=== Section Start ===
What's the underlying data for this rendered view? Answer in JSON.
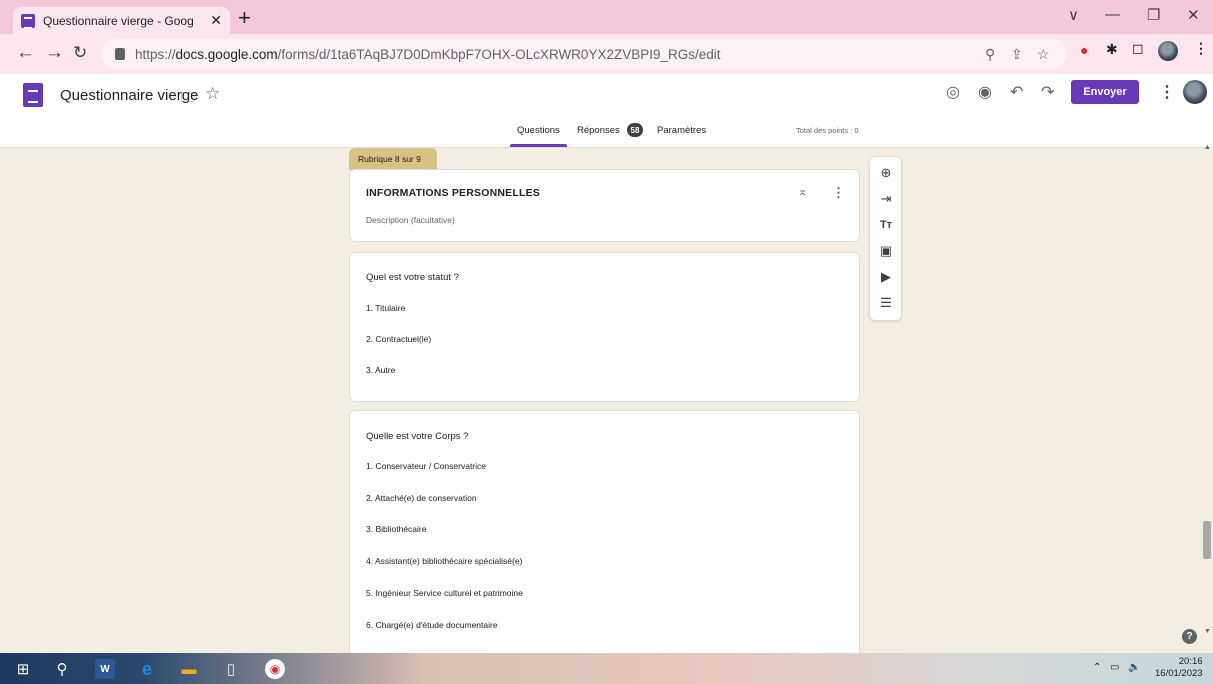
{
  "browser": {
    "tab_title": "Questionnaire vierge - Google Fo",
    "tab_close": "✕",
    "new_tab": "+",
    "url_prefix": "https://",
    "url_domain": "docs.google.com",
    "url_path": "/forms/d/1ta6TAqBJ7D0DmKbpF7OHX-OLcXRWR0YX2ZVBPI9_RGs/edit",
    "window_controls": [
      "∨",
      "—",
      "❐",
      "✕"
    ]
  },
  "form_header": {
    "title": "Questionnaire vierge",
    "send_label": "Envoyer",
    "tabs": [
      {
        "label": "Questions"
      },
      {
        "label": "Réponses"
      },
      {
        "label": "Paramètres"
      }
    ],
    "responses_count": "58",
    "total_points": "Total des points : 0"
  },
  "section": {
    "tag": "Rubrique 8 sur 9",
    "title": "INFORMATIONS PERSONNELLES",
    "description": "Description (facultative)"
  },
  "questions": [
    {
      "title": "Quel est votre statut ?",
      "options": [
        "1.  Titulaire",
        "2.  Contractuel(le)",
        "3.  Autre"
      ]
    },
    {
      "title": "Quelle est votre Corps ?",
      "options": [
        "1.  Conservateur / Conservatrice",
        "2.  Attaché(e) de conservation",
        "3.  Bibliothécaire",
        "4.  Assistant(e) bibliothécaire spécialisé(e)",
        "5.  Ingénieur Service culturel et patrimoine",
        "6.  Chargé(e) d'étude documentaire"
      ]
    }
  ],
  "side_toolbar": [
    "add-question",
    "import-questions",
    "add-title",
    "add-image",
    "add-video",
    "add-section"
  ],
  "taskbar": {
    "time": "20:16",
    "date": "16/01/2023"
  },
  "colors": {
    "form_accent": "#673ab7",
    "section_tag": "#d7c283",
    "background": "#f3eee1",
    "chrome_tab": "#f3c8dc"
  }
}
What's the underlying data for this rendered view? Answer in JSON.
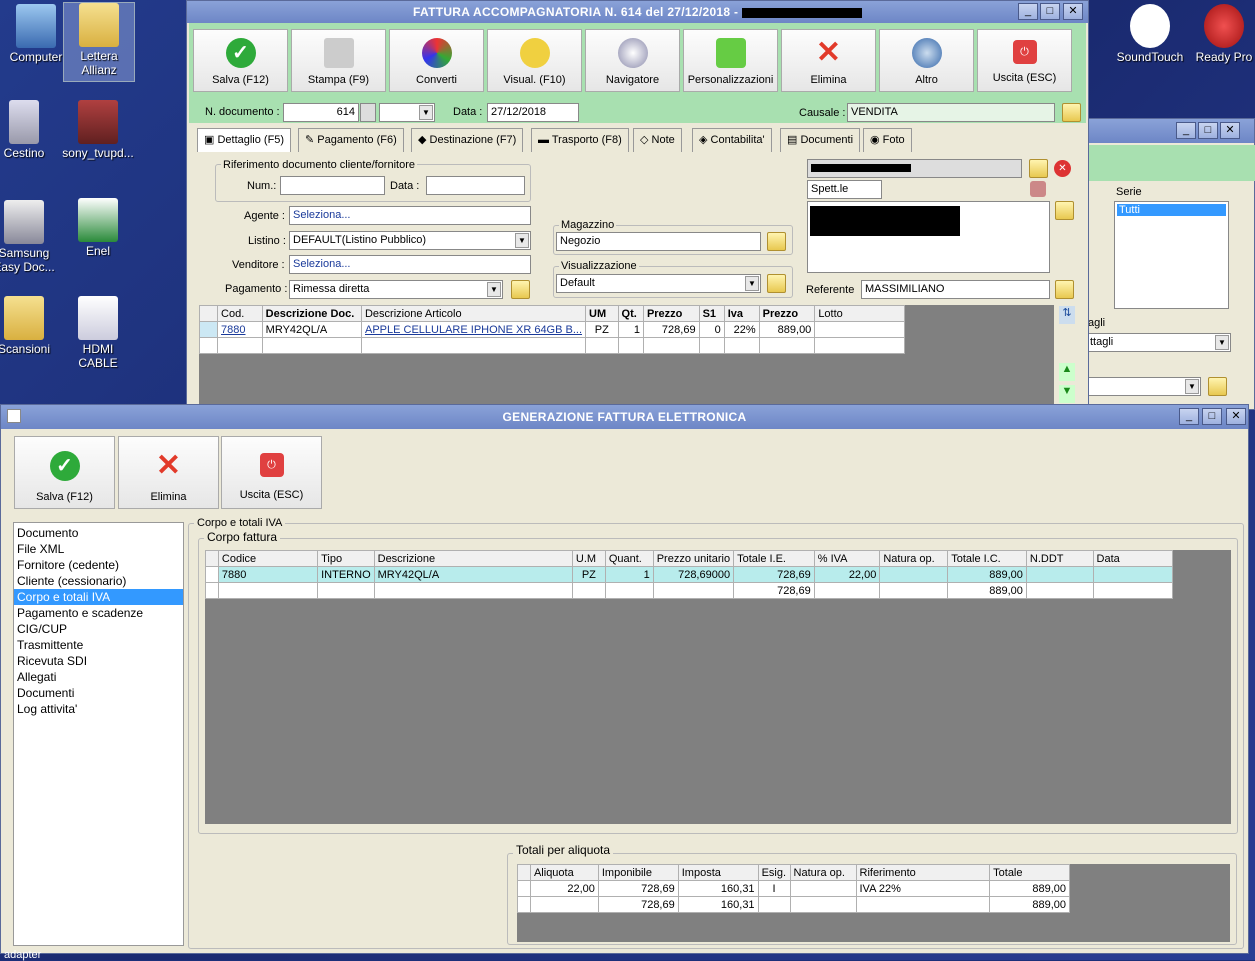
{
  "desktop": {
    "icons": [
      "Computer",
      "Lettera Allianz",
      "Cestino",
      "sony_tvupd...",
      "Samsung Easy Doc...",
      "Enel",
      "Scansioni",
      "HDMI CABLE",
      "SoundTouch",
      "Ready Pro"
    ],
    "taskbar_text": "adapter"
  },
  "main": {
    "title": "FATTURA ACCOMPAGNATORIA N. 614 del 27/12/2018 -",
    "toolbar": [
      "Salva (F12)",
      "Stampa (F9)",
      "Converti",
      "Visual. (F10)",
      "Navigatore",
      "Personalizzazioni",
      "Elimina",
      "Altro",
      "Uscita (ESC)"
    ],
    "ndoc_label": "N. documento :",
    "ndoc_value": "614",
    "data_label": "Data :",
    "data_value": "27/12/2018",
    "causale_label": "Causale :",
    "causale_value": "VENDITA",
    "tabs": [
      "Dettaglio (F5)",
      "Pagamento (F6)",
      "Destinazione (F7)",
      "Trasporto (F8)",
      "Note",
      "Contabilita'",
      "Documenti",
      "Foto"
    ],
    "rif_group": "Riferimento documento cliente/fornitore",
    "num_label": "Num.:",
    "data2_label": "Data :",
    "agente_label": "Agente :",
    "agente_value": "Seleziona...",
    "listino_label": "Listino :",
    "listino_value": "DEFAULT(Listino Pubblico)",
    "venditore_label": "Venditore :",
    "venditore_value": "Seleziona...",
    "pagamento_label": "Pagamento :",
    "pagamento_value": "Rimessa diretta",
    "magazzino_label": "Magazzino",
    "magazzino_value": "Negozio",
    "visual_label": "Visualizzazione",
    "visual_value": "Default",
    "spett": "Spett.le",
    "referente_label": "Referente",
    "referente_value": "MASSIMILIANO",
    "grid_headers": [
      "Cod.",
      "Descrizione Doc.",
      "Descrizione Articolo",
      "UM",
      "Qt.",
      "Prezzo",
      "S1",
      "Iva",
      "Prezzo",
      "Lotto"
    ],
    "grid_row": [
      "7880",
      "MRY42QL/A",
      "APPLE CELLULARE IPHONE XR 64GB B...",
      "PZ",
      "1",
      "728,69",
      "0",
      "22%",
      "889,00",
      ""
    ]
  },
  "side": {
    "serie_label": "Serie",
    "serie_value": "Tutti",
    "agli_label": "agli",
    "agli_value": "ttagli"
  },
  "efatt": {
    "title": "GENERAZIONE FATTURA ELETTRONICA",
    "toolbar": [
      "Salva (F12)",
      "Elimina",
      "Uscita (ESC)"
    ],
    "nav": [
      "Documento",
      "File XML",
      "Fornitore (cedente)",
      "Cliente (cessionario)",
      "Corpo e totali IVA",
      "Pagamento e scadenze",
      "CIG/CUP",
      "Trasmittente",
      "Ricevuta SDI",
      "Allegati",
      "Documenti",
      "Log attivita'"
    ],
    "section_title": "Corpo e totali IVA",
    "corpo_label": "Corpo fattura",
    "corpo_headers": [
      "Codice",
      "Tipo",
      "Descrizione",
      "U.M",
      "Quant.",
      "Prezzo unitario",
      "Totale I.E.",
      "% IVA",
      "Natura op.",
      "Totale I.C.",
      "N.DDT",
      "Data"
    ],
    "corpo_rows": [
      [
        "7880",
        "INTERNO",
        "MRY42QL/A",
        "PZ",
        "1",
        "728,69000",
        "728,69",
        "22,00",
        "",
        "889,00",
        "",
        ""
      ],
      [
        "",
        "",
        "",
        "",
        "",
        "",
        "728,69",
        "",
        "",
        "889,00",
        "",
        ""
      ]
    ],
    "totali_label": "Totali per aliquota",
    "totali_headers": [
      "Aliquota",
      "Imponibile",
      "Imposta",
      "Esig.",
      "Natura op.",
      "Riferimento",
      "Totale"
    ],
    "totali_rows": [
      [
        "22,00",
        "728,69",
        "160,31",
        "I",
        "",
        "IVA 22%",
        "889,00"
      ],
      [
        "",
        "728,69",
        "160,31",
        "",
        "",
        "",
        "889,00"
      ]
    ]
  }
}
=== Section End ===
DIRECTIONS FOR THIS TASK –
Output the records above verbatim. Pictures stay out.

SOLUTION TO THE PROBLEM –
What's the underlying data for this rendered view? Answer in JSON.
{
  "browser": {
    "tab_title": "Questionnaire vierge - Google Fo",
    "tab_close": "✕",
    "new_tab": "+",
    "url_prefix": "https://",
    "url_domain": "docs.google.com",
    "url_path": "/forms/d/1ta6TAqBJ7D0DmKbpF7OHX-OLcXRWR0YX2ZVBPI9_RGs/edit",
    "window_controls": [
      "∨",
      "—",
      "❐",
      "✕"
    ]
  },
  "form_header": {
    "title": "Questionnaire vierge",
    "send_label": "Envoyer",
    "tabs": [
      {
        "label": "Questions"
      },
      {
        "label": "Réponses"
      },
      {
        "label": "Paramètres"
      }
    ],
    "responses_count": "58",
    "total_points": "Total des points : 0"
  },
  "section": {
    "tag": "Rubrique 8 sur 9",
    "title": "INFORMATIONS PERSONNELLES",
    "description": "Description (facultative)"
  },
  "questions": [
    {
      "title": "Quel est votre statut ?",
      "options": [
        "1.  Titulaire",
        "2.  Contractuel(le)",
        "3.  Autre"
      ]
    },
    {
      "title": "Quelle est votre Corps ?",
      "options": [
        "1.  Conservateur / Conservatrice",
        "2.  Attaché(e) de conservation",
        "3.  Bibliothécaire",
        "4.  Assistant(e) bibliothécaire spécialisé(e)",
        "5.  Ingénieur Service culturel et patrimoine",
        "6.  Chargé(e) d'étude documentaire"
      ]
    }
  ],
  "side_toolbar": [
    "add-question",
    "import-questions",
    "add-title",
    "add-image",
    "add-video",
    "add-section"
  ],
  "taskbar": {
    "time": "20:16",
    "date": "16/01/2023"
  },
  "colors": {
    "form_accent": "#673ab7",
    "section_tag": "#d7c283",
    "background": "#f3eee1",
    "chrome_tab": "#f3c8dc"
  }
}
What's the underlying data for this rendered view? Answer in JSON.
{
  "desktop": {
    "icons": [
      "Computer",
      "Lettera Allianz",
      "Cestino",
      "sony_tvupd...",
      "Samsung Easy Doc...",
      "Enel",
      "Scansioni",
      "HDMI CABLE",
      "SoundTouch",
      "Ready Pro"
    ],
    "taskbar_text": "adapter"
  },
  "main": {
    "title": "FATTURA ACCOMPAGNATORIA N. 614 del 27/12/2018 -",
    "toolbar": [
      "Salva (F12)",
      "Stampa (F9)",
      "Converti",
      "Visual. (F10)",
      "Navigatore",
      "Personalizzazioni",
      "Elimina",
      "Altro",
      "Uscita (ESC)"
    ],
    "ndoc_label": "N. documento :",
    "ndoc_value": "614",
    "data_label": "Data :",
    "data_value": "27/12/2018",
    "causale_label": "Causale :",
    "causale_value": "VENDITA",
    "tabs": [
      "Dettaglio (F5)",
      "Pagamento (F6)",
      "Destinazione (F7)",
      "Trasporto (F8)",
      "Note",
      "Contabilita'",
      "Documenti",
      "Foto"
    ],
    "rif_group": "Riferimento documento cliente/fornitore",
    "num_label": "Num.:",
    "data2_label": "Data :",
    "agente_label": "Agente :",
    "agente_value": "Seleziona...",
    "listino_label": "Listino :",
    "listino_value": "DEFAULT(Listino Pubblico)",
    "venditore_label": "Venditore :",
    "venditore_value": "Seleziona...",
    "pagamento_label": "Pagamento :",
    "pagamento_value": "Rimessa diretta",
    "magazzino_label": "Magazzino",
    "magazzino_value": "Negozio",
    "visual_label": "Visualizzazione",
    "visual_value": "Default",
    "spett": "Spett.le",
    "referente_label": "Referente",
    "referente_value": "MASSIMILIANO",
    "grid_headers": [
      "Cod.",
      "Descrizione Doc.",
      "Descrizione Articolo",
      "UM",
      "Qt.",
      "Prezzo",
      "S1",
      "Iva",
      "Prezzo",
      "Lotto"
    ],
    "grid_row": [
      "7880",
      "MRY42QL/A",
      "APPLE CELLULARE IPHONE XR 64GB B...",
      "PZ",
      "1",
      "728,69",
      "0",
      "22%",
      "889,00",
      ""
    ]
  },
  "side": {
    "serie_label": "Serie",
    "serie_value": "Tutti",
    "agli_label": "agli",
    "agli_value": "ttagli"
  },
  "efatt": {
    "title": "GENERAZIONE FATTURA ELETTRONICA",
    "toolbar": [
      "Salva (F12)",
      "Elimina",
      "Uscita (ESC)"
    ],
    "nav": [
      "Documento",
      "File XML",
      "Fornitore (cedente)",
      "Cliente (cessionario)",
      "Corpo e totali IVA",
      "Pagamento e scadenze",
      "CIG/CUP",
      "Trasmittente",
      "Ricevuta SDI",
      "Allegati",
      "Documenti",
      "Log attivita'"
    ],
    "section_title": "Corpo e totali IVA",
    "corpo_label": "Corpo fattura",
    "corpo_headers": [
      "Codice",
      "Tipo",
      "Descrizione",
      "U.M",
      "Quant.",
      "Prezzo unitario",
      "Totale I.E.",
      "% IVA",
      "Natura op.",
      "Totale I.C.",
      "N.DDT",
      "Data"
    ],
    "corpo_rows": [
      [
        "7880",
        "INTERNO",
        "MRY42QL/A",
        "PZ",
        "1",
        "728,69000",
        "728,69",
        "22,00",
        "",
        "889,00",
        "",
        ""
      ],
      [
        "",
        "",
        "",
        "",
        "",
        "",
        "728,69",
        "",
        "",
        "889,00",
        "",
        ""
      ]
    ],
    "totali_label": "Totali per aliquota",
    "totali_headers": [
      "Aliquota",
      "Imponibile",
      "Imposta",
      "Esig.",
      "Natura op.",
      "Riferimento",
      "Totale"
    ],
    "totali_rows": [
      [
        "22,00",
        "728,69",
        "160,31",
        "I",
        "",
        "IVA 22%",
        "889,00"
      ],
      [
        "",
        "728,69",
        "160,31",
        "",
        "",
        "",
        "889,00"
      ]
    ]
  }
}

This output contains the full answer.